Wii MotionPlus was released back in June, but Nintendo did not have any first-party games available at the time to show off the new technology. Instead, we were left with third-party titles that did. Now that we're able to get our hands on Wii Sports Resort--the title Nintendo is launching MotionPlus with--we have a much better idea of what it's like playing with the attachment. It's tough to make a final judgment on MotionPlus, as you'll have no choice but to use it if you want to play certain games. Instead, all we can do is talk about how it feels and whether or not it does a better motion sensing job.
All you'll find in the packaging is the plastic piece and a new rubber sleeve to accommodate the Wii remote's new length. Wii MotionPlus itself is only about a square inch and easily hooks on to your Wii remote using two prongs. When inserted, you'll slide the rear lock switch so it won't fall out during gameplay. A plastic trap door sits at the base of the device so that you can also hook in your nunchuk controller.
Using the MotionPlus attachment occasionally felt a bit clunky. It does add a noticeable length to the Wii remote. If you turn it horizontally, it makes hitting the "1" and "2" buttons very difficult. Let's just hope there are no MotionPlus games out there that will require you to play in horizontal mode.
As far as we can tell, MotionPlus does not noticeably affect battery life on the Wii remote. Unfortunately, most older Wii rechargeable docking stations won't accommodate the remote's new shape--you'll most likely have to remove MotionPlus before you recharge. That said, we really liked the Energizer 2X Induction Charge Station, which is able to charge a Wii remote with MotionPlus attached.
For the most part, it does offer an impressive 1:1 representation of your movements onscreen. We tested the game out with two early games that can use it: Tiger Woods PGA Tour 10 and Grand Slam Tennis. We'll get to our testing with Wii Sports Resort later.
Tiger Woods PGA Tour 10 seems to only use MotionPlus for performing draw and fade shots. During your backswing, you need to twist your wrist left or right in order to make the ball slice. A meter appears onscreen (unique to those with the accessory) that measures the slight movements in your grip of the Wii remote.
We couldn't tell the difference between actual swinging, however. It seemed the Wii remote was just as accurate in detecting our pullback regardless of whether or not MotionPlus was attached.

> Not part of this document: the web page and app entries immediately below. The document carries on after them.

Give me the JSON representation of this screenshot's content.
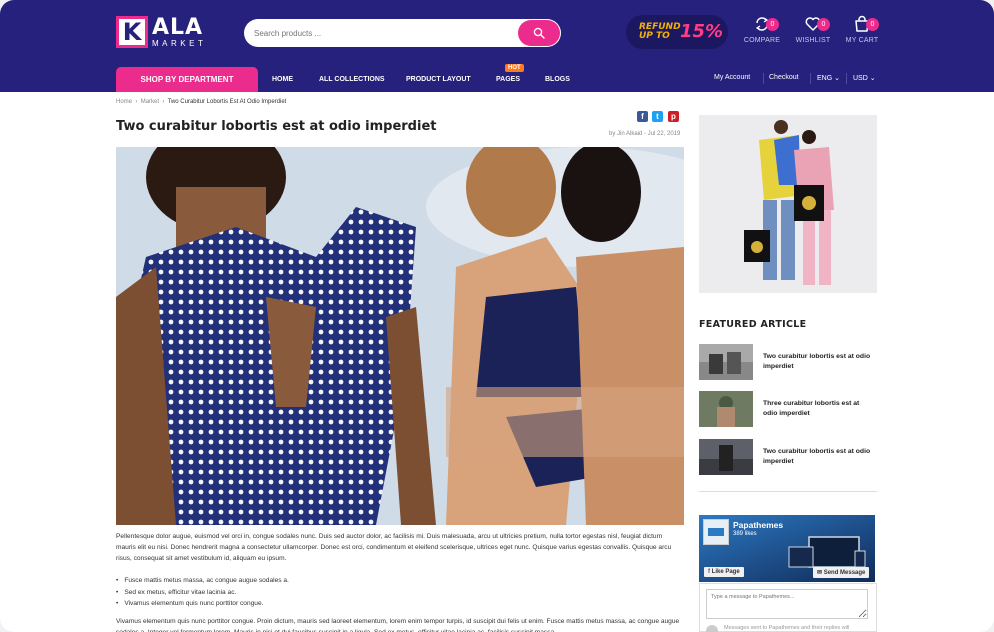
{
  "brand": {
    "logo_letter": "K",
    "logo_name": "ALA",
    "logo_sub": "MARKET",
    "accent": "#ec2c8c",
    "header_bg": "#25217c"
  },
  "search": {
    "placeholder": "Search products ..."
  },
  "promo": {
    "text": "REFUND UP TO",
    "percent": "15%"
  },
  "header_icons": [
    {
      "icon": "compare-icon",
      "label": "COMPARE",
      "count": "0"
    },
    {
      "icon": "heart-icon",
      "label": "WISHLIST",
      "count": "0"
    },
    {
      "icon": "cart-icon",
      "label": "MY CART",
      "count": "0"
    }
  ],
  "nav": {
    "shop_by_department": "SHOP BY DEPARTMENT",
    "items": [
      "HOME",
      "ALL COLLECTIONS",
      "PRODUCT LAYOUT",
      "PAGES",
      "BLOGS"
    ],
    "hot_badge": "HOT",
    "util": {
      "account": "My Account",
      "checkout": "Checkout",
      "language": "ENG",
      "currency": "USD"
    }
  },
  "breadcrumb": {
    "home": "Home",
    "section": "Market",
    "current": "Two Curabitur Lobortis Est At Odio Imperdiet"
  },
  "article": {
    "title": "Two curabitur lobortis est at odio imperdiet",
    "byline": "by Jin Alkaid - Jul 22, 2019",
    "share": [
      "f",
      "t",
      "p"
    ],
    "paragraph1": "Pellentesque dolor augue, euismod vel orci in, congue sodales nunc. Duis sed auctor dolor, ac facilisis mi. Duis malesuada, arcu ut ultricies pretium, nulla tortor egestas nisl, feugiat dictum mauris elit eu nisi. Donec hendrerit magna a consectetur ullamcorper. Donec est orci, condimentum et eleifend scelerisque, ultrices eget nunc. Quisque varius egestas convallis. Quisque arcu risus, consequat sit amet vestibulum id, aliquam eu ipsum.",
    "bullets": [
      "Fusce mattis metus massa, ac congue augue sodales a.",
      "Sed ex metus, efficitur vitae lacinia ac.",
      "Vivamus elementum quis nunc porttitor congue."
    ],
    "paragraph2": "Vivamus elementum quis nunc porttitor congue. Proin dictum, mauris sed laoreet elementum, lorem enim tempor turpis, id suscipit dui felis ut enim. Fusce mattis metus massa, ac congue augue sodales a. Integer vel fermentum lorem. Mauris in nisi et dui faucibus suscipit in a ligula. Sed ex metus, efficitur vitae lacinia ac, facilisis suscipit massa."
  },
  "sidebar": {
    "featured_title": "FEATURED ARTICLE",
    "articles": [
      {
        "title": "Two curabitur lobortis est at odio imperdiet"
      },
      {
        "title": "Three curabitur lobortis est at odio imperdiet"
      },
      {
        "title": "Two curabitur lobortis est at odio imperdiet"
      }
    ],
    "facebook": {
      "page_name": "Papathemes",
      "likes": "389 likes",
      "like_button": "Like Page",
      "send_button": "Send Message"
    },
    "message": {
      "placeholder": "Type a message to Papathemes...",
      "note": "Messages sent to Papathemes and their replies will"
    }
  }
}
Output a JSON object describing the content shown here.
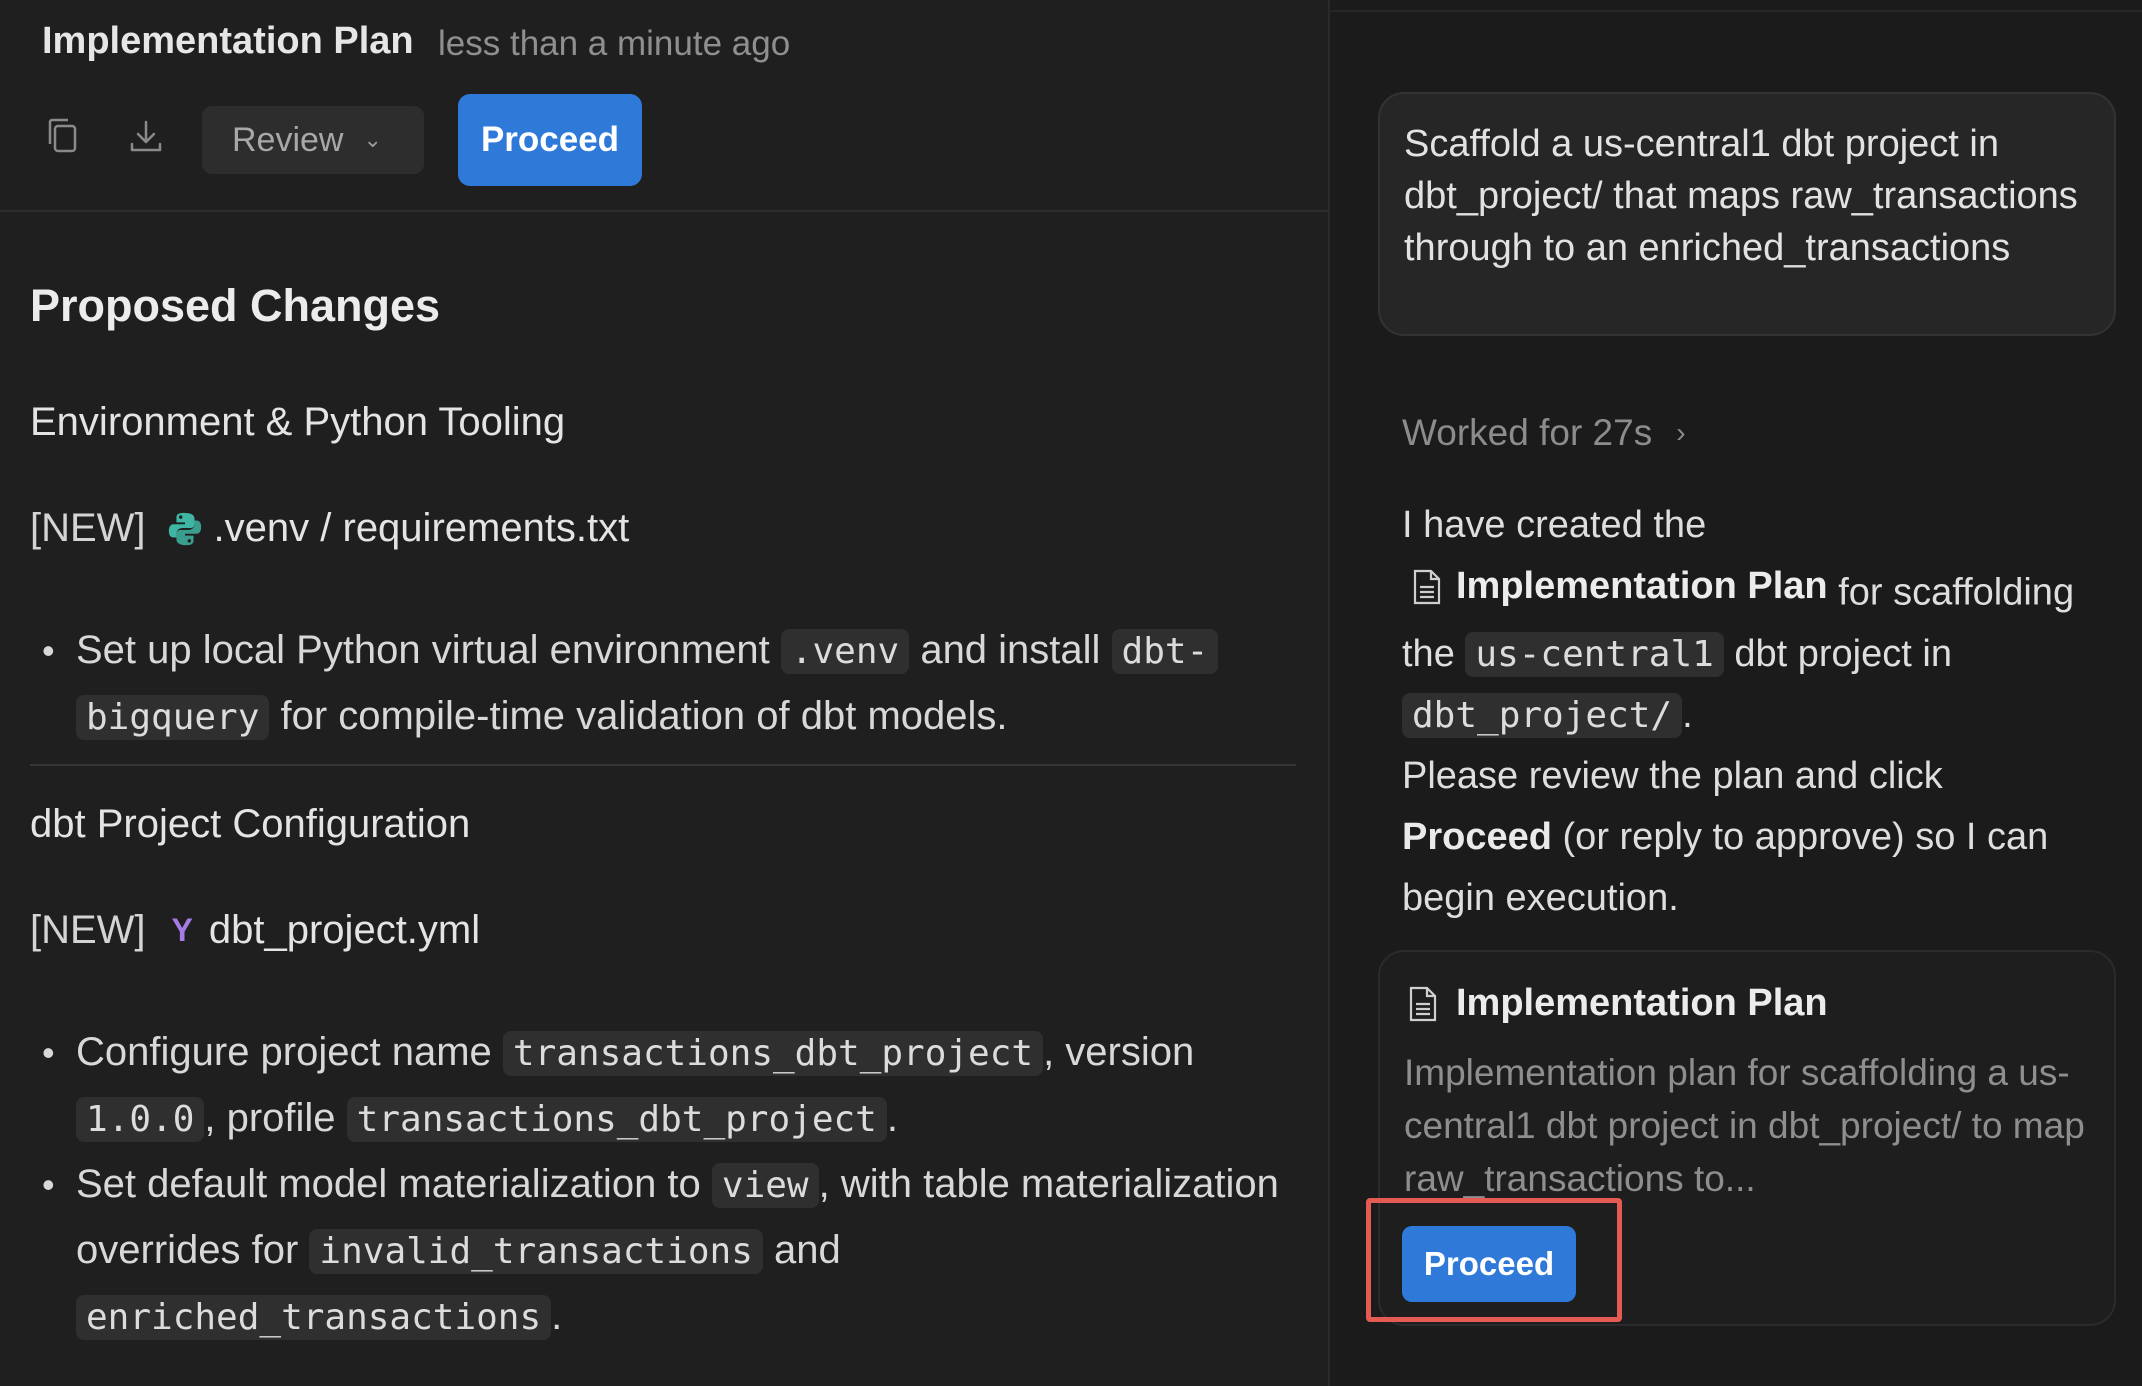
{
  "header": {
    "title": "Implementation Plan",
    "timestamp": "less than a minute ago",
    "review_label": "Review",
    "proceed_label": "Proceed"
  },
  "doc": {
    "heading": "Proposed Changes",
    "sections": [
      {
        "title": "Environment & Python Tooling",
        "file_tag": "[NEW]",
        "file_name": ".venv / requirements.txt",
        "file_icon": "python-icon",
        "bullets": [
          {
            "parts": [
              {
                "t": "Set up local Python virtual environment "
              },
              {
                "c": ".venv"
              },
              {
                "t": " and install "
              },
              {
                "c": "dbt-"
              },
              {
                "c": "bigquery"
              },
              {
                "t": " for compile-time validation of dbt models."
              }
            ]
          }
        ]
      },
      {
        "title": "dbt Project Configuration",
        "file_tag": "[NEW]",
        "file_name": "dbt_project.yml",
        "file_icon": "yaml-icon",
        "bullets": [
          {
            "parts": [
              {
                "t": "Configure project name "
              },
              {
                "c": "transactions_dbt_project"
              },
              {
                "t": ", version "
              },
              {
                "c": "1.0.0"
              },
              {
                "t": ", profile "
              },
              {
                "c": "transactions_dbt_project"
              },
              {
                "t": "."
              }
            ]
          },
          {
            "parts": [
              {
                "t": "Set default model materialization to "
              },
              {
                "c": "view"
              },
              {
                "t": ", with table materialization overrides for "
              },
              {
                "c": "invalid_transactions"
              },
              {
                "t": " and "
              },
              {
                "c": "enriched_transactions"
              },
              {
                "t": "."
              }
            ]
          }
        ]
      }
    ]
  },
  "chat": {
    "prompt": "Scaffold a us-central1 dbt project in dbt_project/ that maps raw_transactions through to an enriched_transactions",
    "worked_label": "Worked for 27s",
    "reply": {
      "intro": "I have created the",
      "plan_link": "Implementation Plan",
      "after_link": "for scaffolding the",
      "code1": "us-central1",
      "mid": "dbt project in",
      "code2": "dbt_project/",
      "end": ".",
      "line2": "Please review the plan and click",
      "bold": "Proceed",
      "tail": "(or reply to approve) so I can begin execution."
    },
    "artifact": {
      "title": "Implementation Plan",
      "description": "Implementation plan for scaffolding a us-central1 dbt project in dbt_project/ to map raw_transactions to...",
      "proceed_label": "Proceed"
    }
  },
  "colors": {
    "accent": "#2f7ad9",
    "highlight": "#e45b53",
    "python": "#3fb5a3",
    "yaml": "#a57be6"
  }
}
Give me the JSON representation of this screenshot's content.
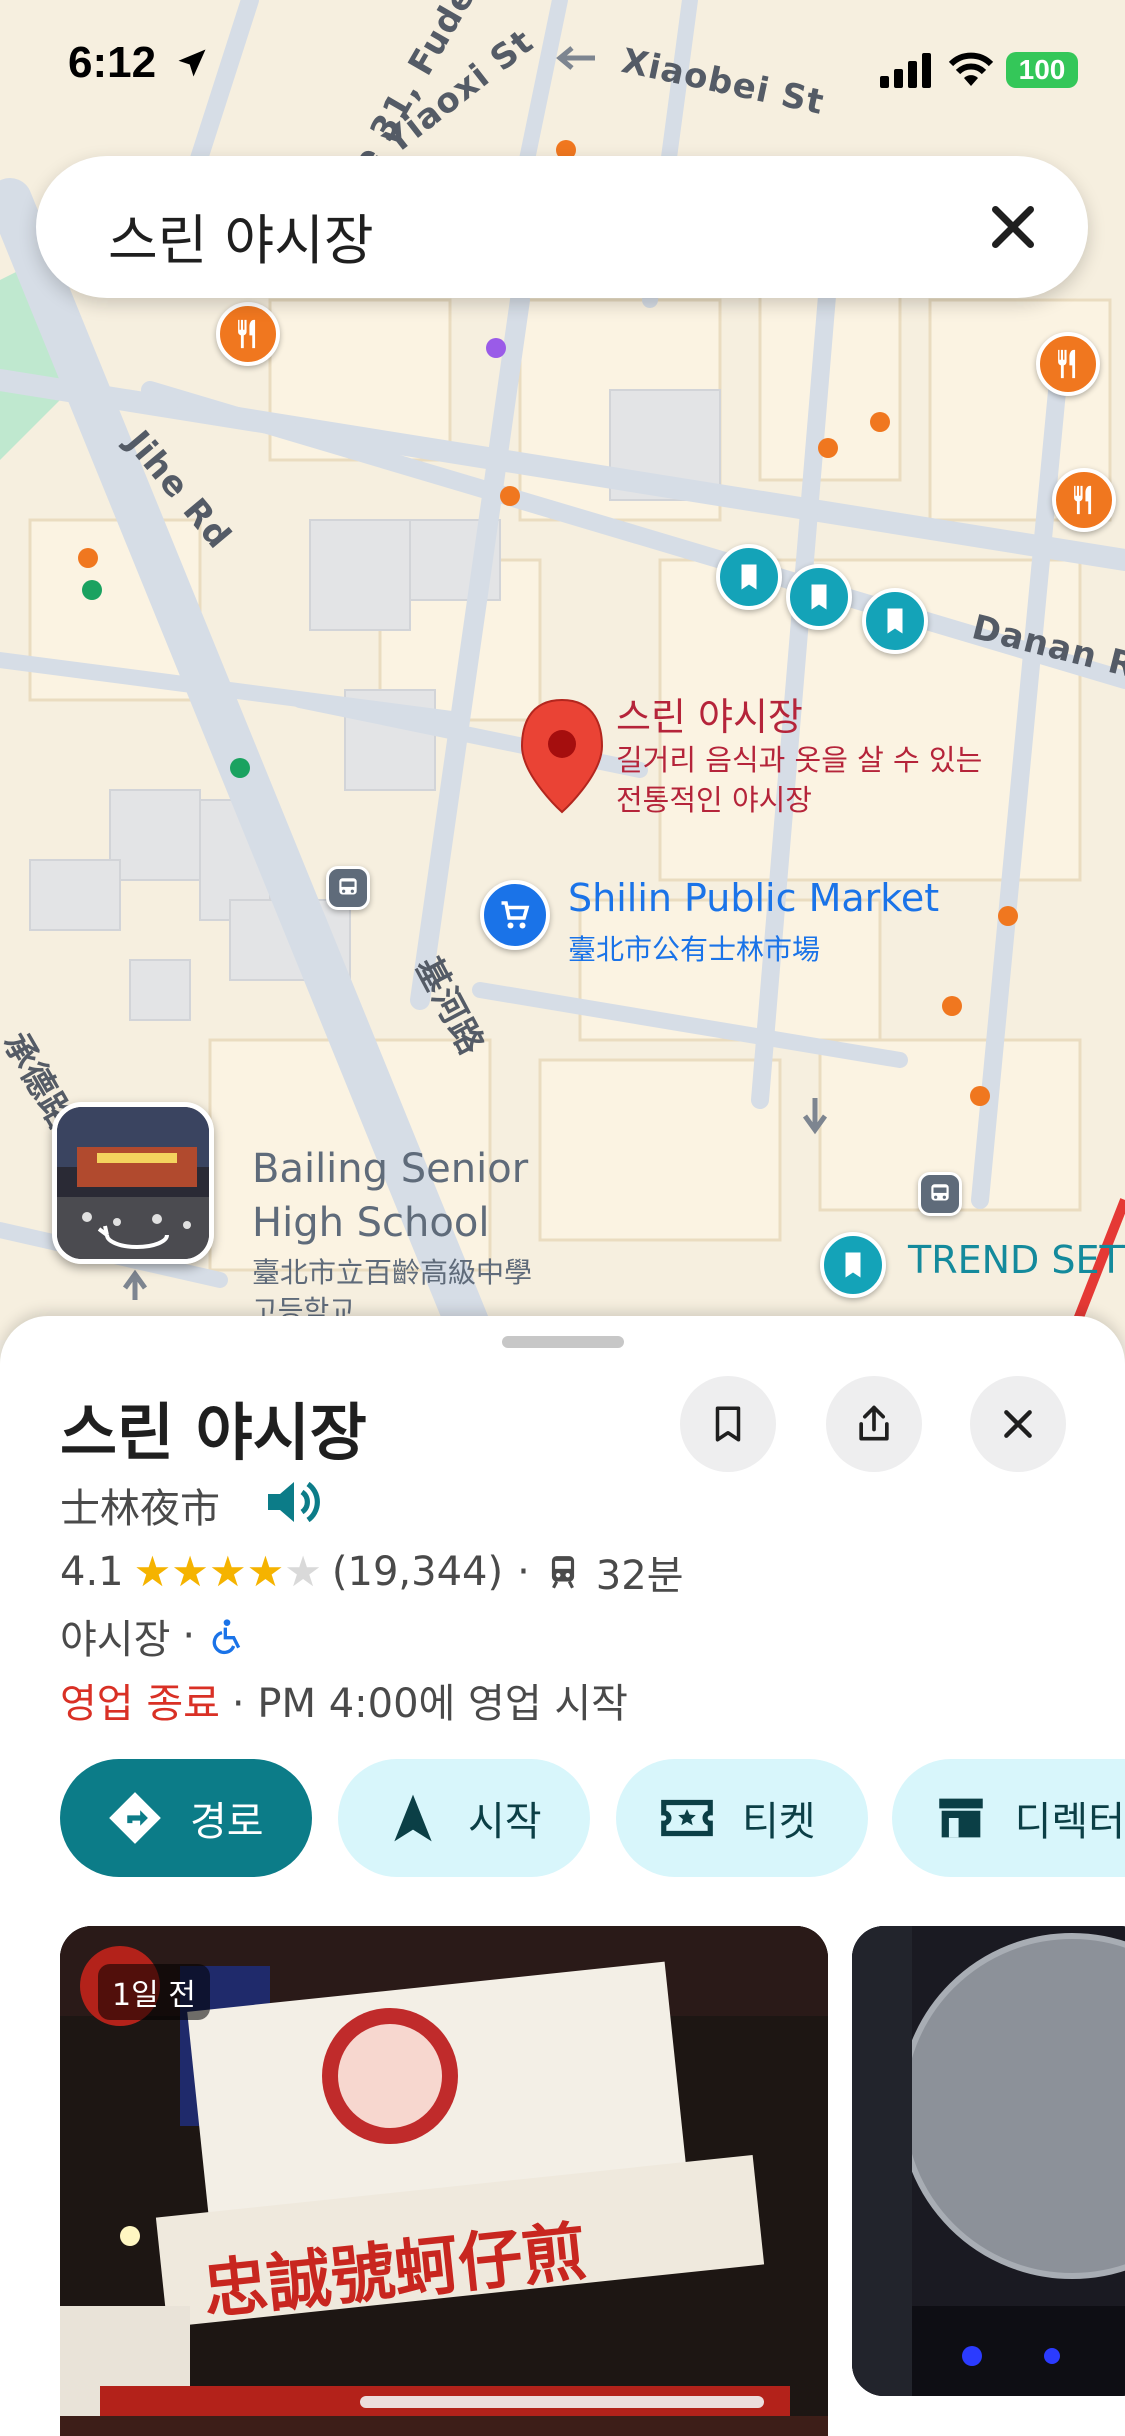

During our testing with Grand Slam Tennis, the MotionPlus control was even less impressive. Sure, our player's racket was moving perfectly with our Wii remote before a serve, but that control didn't translate well during actual gameplay. In fact, we found that MotionPlus made the game even harder to play. When we took off the device, we had a much easier time keeping the ball in play.